The increment is certainly atomic . Unless the storage is misaligned (and since you left alignment to the compiler, it is not), it is necessarily aligned within a single cache line. Short of special non-caching streaming instructions, each and every write goes through the cache. Complete cache lines are being atomically read and written, never anything different.
Smaller-than-cacheline data is, of course, also written atomically (since the surrounding cache line is).

Is it thread-safe?

This is a different question, and there are at least two good reasons to answer with a definite "No!"

First, there is the possibility that another core might have a copy of that cache line in L1 (L2 and upwards is usually shared, but L1 is normally per-core!), and concurrently modifies that value. Of course that happens atomically, too, but now you have two "correct" (correctly, atomically, modified) values -- which one is the truly correct one now?
The CPU will sort it out somehow, of course. But the result may not be what you expect.

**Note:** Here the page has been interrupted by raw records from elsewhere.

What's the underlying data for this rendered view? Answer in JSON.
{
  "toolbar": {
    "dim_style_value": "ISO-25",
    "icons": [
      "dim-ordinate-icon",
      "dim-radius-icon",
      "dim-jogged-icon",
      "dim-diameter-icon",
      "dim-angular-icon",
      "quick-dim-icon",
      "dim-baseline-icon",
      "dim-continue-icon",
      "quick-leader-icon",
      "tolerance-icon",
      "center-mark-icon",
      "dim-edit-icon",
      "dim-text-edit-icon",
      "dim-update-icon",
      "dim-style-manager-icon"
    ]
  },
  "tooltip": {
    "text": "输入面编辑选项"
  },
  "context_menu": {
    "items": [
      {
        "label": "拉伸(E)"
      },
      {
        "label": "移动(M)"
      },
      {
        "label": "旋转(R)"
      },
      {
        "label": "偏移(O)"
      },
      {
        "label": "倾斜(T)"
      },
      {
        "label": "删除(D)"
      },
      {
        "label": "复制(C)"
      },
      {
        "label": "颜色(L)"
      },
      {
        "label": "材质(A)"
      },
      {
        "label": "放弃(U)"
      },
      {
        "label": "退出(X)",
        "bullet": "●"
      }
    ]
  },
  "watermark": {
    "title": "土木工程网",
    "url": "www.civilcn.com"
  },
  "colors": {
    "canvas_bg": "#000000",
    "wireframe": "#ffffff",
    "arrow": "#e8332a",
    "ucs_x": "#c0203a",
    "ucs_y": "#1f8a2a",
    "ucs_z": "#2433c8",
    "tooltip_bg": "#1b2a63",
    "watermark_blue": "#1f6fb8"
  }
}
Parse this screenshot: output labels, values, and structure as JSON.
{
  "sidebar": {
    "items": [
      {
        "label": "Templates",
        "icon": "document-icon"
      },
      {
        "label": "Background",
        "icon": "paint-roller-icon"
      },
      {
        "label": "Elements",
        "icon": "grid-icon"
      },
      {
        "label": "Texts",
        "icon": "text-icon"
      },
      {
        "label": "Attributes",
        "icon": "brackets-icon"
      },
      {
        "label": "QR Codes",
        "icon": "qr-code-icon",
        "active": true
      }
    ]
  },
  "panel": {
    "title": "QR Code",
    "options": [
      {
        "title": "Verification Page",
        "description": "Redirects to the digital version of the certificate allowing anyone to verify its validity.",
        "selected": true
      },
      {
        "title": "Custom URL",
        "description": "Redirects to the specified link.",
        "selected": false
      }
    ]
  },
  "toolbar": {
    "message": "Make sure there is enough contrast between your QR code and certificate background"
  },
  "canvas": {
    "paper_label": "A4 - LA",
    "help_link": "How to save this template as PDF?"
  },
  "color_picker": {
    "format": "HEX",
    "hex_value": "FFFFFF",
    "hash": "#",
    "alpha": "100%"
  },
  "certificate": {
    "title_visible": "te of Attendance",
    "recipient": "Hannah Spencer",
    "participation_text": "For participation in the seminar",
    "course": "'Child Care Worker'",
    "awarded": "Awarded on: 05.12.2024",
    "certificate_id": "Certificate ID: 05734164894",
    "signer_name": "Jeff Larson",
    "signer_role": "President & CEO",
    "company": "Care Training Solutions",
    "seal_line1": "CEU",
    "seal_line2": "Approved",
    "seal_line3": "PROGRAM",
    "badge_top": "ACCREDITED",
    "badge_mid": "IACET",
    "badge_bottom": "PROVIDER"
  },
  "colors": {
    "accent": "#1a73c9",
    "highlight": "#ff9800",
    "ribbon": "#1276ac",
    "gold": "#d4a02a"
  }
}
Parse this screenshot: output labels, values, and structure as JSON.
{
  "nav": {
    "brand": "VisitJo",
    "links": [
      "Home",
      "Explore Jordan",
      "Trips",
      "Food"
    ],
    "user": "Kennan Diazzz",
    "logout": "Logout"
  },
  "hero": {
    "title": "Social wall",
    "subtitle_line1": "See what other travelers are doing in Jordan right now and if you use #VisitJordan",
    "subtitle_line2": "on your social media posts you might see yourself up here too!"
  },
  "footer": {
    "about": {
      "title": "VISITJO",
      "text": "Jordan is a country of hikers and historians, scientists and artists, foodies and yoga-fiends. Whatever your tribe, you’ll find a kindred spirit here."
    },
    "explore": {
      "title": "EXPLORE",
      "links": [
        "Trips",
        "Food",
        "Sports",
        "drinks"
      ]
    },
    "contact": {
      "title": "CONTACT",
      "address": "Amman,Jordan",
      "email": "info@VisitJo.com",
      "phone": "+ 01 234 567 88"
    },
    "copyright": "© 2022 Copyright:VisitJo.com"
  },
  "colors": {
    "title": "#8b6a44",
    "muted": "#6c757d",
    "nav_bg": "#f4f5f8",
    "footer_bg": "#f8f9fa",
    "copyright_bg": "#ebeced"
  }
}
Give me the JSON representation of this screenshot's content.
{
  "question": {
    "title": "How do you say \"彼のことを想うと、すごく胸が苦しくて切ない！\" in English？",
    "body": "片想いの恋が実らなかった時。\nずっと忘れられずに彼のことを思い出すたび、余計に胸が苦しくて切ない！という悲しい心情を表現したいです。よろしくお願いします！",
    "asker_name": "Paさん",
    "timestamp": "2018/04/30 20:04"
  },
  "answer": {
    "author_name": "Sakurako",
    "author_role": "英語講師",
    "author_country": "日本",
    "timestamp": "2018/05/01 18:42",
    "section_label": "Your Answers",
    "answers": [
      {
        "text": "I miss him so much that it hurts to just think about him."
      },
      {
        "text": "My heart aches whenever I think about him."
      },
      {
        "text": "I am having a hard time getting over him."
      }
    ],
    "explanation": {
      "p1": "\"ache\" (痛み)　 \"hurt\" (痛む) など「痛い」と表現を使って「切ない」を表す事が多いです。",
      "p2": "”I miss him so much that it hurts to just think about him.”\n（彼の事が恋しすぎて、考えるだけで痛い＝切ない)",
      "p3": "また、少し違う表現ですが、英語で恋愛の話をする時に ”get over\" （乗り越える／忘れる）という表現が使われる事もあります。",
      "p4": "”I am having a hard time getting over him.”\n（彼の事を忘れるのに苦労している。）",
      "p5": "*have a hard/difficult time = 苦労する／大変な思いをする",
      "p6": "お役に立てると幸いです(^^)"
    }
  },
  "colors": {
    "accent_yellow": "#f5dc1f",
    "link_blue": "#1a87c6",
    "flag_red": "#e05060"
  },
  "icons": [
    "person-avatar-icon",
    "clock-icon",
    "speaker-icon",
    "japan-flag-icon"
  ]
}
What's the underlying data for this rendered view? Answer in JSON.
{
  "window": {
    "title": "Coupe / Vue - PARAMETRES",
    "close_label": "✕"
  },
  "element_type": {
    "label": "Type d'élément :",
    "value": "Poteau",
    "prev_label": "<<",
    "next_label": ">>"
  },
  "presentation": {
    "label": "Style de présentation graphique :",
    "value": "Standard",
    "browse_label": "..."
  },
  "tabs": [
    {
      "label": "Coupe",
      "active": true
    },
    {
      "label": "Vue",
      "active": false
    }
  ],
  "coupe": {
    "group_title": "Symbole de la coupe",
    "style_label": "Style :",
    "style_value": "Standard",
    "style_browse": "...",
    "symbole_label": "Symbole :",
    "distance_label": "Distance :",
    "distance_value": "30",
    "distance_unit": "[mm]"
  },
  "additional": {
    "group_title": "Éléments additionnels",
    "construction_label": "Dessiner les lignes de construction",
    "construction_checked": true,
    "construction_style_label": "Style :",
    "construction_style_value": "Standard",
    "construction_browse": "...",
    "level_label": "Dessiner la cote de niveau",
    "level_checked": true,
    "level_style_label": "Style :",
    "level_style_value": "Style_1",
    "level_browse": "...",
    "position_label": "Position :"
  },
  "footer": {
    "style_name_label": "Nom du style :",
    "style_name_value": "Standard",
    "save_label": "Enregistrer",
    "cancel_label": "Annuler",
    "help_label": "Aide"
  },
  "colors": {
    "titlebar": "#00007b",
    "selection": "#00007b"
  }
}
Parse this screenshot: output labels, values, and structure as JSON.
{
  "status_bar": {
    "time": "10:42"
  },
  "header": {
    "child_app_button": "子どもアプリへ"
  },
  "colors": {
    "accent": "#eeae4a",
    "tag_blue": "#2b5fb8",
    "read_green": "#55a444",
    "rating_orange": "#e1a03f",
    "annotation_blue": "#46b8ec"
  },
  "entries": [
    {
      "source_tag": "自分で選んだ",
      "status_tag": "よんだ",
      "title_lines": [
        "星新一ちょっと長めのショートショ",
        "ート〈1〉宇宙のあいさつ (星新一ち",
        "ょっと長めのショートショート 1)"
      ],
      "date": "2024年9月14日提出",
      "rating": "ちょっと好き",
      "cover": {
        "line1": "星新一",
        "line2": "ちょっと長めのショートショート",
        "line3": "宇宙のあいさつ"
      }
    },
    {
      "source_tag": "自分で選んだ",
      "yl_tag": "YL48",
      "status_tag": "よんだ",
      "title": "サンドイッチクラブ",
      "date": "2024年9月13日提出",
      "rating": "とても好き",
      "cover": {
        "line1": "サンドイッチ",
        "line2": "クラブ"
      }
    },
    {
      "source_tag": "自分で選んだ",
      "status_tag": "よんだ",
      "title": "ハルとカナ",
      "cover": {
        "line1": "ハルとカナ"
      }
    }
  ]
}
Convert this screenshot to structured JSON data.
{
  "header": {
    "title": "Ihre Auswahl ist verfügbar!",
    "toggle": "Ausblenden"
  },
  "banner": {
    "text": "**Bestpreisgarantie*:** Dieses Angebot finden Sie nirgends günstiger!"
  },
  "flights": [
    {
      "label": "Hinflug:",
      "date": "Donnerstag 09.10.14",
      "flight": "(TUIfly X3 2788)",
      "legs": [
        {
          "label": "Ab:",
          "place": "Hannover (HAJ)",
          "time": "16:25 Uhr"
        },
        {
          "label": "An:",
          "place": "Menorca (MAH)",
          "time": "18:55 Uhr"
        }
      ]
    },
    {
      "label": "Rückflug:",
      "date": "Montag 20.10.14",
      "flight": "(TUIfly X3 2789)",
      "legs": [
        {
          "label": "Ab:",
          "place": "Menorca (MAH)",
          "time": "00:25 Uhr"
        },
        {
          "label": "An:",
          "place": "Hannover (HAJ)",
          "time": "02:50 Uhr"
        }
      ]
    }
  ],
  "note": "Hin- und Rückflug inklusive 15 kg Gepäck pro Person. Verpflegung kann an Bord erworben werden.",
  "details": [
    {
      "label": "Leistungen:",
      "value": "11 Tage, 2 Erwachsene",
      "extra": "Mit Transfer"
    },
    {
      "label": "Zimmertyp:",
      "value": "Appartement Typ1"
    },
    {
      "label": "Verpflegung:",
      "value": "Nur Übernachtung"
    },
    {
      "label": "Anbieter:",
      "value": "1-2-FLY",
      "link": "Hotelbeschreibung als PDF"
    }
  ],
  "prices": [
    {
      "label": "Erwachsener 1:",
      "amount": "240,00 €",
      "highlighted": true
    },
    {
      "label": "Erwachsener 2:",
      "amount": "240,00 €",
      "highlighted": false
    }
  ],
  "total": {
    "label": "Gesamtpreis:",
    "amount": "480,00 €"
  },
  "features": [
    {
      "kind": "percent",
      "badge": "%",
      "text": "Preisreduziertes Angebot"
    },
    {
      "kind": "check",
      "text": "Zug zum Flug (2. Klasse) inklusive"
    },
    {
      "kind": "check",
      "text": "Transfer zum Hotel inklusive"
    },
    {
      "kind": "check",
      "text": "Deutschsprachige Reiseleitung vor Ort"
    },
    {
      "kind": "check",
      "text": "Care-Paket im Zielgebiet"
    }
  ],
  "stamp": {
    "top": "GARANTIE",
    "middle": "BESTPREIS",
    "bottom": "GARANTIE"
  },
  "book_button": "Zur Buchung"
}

Second, there is memory ordering, or worded differently happens-before guarantees. The most important thing about atomic instructions is not so much that they are atomic . It's ordering.

You have the possibility of enforcing a guarantee that everything that happens memory-wise is realized in some guaranteed, well-defined order where you have a "happened before" guarantee. This ordering may be as "relaxed" (read as: none at all) or as strict as you need.

For example, you can set a pointer to some block of data (say, the results of some calculation) and then atomically release the "data is ready" flag. Now, whoever acquires this flag will be led into thinking that the pointer is valid. And indeed, it will always be a valid pointer, never anything different. That's because the write to the pointer happened-before the atomic operation.